━━━━━ DATA SUPPLIED ━━━━━

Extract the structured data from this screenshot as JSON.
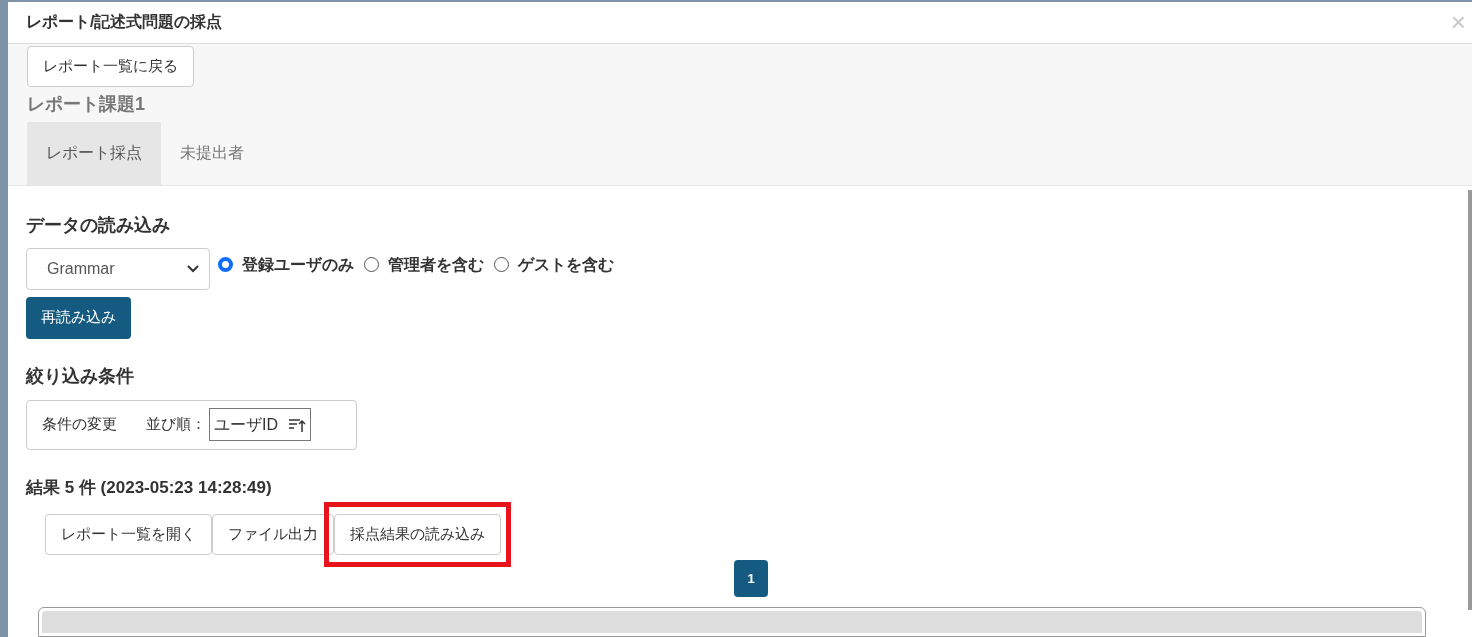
{
  "dialog": {
    "title": "レポート/記述式問題の採点",
    "close": "×"
  },
  "back_button": "レポート一覧に戻る",
  "report_title": "レポート課題1",
  "tabs": [
    {
      "label": "レポート採点",
      "selected": true
    },
    {
      "label": "未提出者",
      "selected": false
    }
  ],
  "data_load": {
    "heading": "データの読み込み",
    "select_value": "Grammar",
    "options": [
      {
        "label": "登録ユーザのみ",
        "selected": true
      },
      {
        "label": "管理者を含む",
        "selected": false
      },
      {
        "label": "ゲストを含む",
        "selected": false
      }
    ],
    "reload_button": "再読み込み"
  },
  "filter": {
    "heading": "絞り込み条件",
    "change_label": "条件の変更",
    "sort_label": "並び順：",
    "sort_value": "ユーザID"
  },
  "results": {
    "summary": "結果 5 件 (2023-05:23 14:28:49)",
    "buttons": [
      {
        "label": "レポート一覧を開く",
        "highlighted": false
      },
      {
        "label": "ファイル出力",
        "highlighted": false
      },
      {
        "label": "採点結果の読み込み",
        "highlighted": true
      }
    ],
    "pages": [
      {
        "label": "1",
        "selected": true
      }
    ]
  }
}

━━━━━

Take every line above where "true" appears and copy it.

◆ WRITTEN REPLY
      "selected": true
        "selected": true
        "highlighted": true
        "selected": true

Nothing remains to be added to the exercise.